Noun[edit]

oblivio (plural oblivii)

  1. oversight

Latin[edit]

Etymology[edit]

From oblīvīscor (I forget).

Pronunciation[edit]

Noun[edit]

oblīviō f (genitive oblīviōnis); third declension

  1. The act of forgetting, forgetfulness.
  2. The state of being forgotten, oblivion.
  3. an amnesty

Declension[edit]

Third declension.

Case Singular Plural
Nominative oblīviō oblīviōnēs
Genitive oblīviōnis oblīviōnum
Dative oblīviōnī oblīviōnibus
Accusative oblīviōnem oblīviōnēs
Ablative oblīviōne oblīviōnibus
Vocative oblīviō oblīviōnēs

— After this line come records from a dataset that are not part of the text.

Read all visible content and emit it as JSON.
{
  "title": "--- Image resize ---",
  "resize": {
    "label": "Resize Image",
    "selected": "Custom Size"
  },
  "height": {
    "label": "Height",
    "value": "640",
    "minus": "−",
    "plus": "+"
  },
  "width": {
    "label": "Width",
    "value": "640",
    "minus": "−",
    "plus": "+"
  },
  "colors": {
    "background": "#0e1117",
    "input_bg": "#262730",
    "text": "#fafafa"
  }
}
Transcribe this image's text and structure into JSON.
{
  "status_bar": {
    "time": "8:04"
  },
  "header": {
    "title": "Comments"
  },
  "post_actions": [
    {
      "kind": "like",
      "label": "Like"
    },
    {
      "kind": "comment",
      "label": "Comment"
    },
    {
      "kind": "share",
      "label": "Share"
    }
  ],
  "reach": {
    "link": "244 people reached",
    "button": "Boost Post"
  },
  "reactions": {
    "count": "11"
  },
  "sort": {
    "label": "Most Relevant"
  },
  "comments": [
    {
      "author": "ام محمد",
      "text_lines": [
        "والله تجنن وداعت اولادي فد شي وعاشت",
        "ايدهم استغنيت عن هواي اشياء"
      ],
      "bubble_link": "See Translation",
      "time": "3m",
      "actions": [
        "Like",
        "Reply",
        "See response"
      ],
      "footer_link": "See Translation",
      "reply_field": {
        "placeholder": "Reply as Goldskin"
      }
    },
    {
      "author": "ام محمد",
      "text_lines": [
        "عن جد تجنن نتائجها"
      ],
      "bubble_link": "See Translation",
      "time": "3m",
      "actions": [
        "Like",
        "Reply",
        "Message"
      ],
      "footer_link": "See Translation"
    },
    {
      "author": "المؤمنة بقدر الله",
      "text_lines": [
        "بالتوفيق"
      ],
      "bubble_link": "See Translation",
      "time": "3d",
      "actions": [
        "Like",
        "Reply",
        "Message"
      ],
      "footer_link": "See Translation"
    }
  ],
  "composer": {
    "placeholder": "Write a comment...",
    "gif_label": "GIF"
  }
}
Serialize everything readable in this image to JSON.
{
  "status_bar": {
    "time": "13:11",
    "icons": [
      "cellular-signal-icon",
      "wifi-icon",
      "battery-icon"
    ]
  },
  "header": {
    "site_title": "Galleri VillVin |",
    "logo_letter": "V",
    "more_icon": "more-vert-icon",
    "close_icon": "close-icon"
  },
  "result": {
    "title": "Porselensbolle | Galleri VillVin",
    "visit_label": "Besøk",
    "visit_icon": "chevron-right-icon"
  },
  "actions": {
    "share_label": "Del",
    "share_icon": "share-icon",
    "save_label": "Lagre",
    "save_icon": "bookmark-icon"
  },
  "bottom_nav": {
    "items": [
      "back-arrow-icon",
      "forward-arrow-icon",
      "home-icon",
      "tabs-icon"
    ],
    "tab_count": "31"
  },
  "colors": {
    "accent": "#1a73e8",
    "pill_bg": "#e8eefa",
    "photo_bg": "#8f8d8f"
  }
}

Synonyms[edit]

Derived terms[edit]

Related terms[edit]

Descendants[edit]

References[edit]

  • oblivio in Charlton T. Lewis and Charles Short (1879) A Latin Dictionary, Oxford: Clarendon Press
  • oblivio in Charlton T. Lewis (1891) An Elementary Latin Dictionary, New York: Harper & Brothers
  • oblivio in Gaffiot, Félix (1934) Dictionnaire Illustré Latin-Français, Hachette
  • Carl Meissner; Henry William Auden (1894) Latin Phrase-Book[1], London: Macmillan and Co.
    • nothing will ever make me forgetful of him: memoriam eius nulla umquam delebit (obscurabit) oblivio (Fam. 2. 1)
    • I forget something: oblivio alicuius rei me capit
    • to make a person forget a thing: aliquem in oblivionem alicuius rei adducere (pass. in oblivionem venire)
    • to be forgotten, pass into oblivion: oblivioni esse, dari
    • to be forgotten, pass into oblivion: in oblivionem adduci
    • to be forgotten, pass into oblivion: oblivione obrui, deleri, exstingui
    • to be forgotten, pass into oblivion: in oblivione iacēre (of persons)
    • to rescue from oblivion: aliquid ab oblivione vindicare
    • amnesty (ἀμνηρτία): ante actarum (praeteritarum) rerum oblivio or simply oblivio
    • to proclaim a general amnesty: omnem memoriam discordiarum oblivione sempiterna delere (Phil. 1. 1. 1)